Data records for software interfaces:

------------------------------

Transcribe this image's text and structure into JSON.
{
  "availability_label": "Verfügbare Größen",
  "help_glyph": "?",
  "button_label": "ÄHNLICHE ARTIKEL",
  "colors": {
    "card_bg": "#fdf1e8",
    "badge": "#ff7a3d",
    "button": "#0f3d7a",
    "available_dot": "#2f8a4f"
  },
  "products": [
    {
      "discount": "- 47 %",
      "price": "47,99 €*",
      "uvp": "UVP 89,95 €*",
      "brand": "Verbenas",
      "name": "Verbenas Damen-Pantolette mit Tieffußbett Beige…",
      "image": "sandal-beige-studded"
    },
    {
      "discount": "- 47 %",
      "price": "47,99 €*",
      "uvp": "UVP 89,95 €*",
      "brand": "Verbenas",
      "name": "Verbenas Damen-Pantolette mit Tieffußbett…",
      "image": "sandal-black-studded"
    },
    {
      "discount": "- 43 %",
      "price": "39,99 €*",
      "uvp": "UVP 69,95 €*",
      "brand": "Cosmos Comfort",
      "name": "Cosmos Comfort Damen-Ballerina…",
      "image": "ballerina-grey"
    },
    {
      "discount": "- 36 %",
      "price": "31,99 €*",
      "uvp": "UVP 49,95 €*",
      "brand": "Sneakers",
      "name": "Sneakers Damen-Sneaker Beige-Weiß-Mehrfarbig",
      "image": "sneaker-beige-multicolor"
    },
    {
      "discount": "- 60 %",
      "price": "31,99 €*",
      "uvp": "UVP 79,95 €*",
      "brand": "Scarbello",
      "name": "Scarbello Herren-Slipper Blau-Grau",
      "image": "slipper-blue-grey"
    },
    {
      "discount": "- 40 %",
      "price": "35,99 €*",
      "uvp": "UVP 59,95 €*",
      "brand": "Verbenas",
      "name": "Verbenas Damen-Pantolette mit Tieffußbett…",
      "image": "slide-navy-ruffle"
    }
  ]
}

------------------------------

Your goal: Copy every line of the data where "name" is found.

Task solution:
      "name": "Verbenas Damen-Pantolette mit Tieffußbett Beige…",
      "name": "Verbenas Damen-Pantolette mit Tieffußbett…",
      "name": "Cosmos Comfort Damen-Ballerina…",
      "name": "Sneakers Damen-Sneaker Beige-Weiß-Mehrfarbig",
      "name": "Scarbello Herren-Slipper Blau-Grau",
      "name": "Verbenas Damen-Pantolette mit Tieffußbett…",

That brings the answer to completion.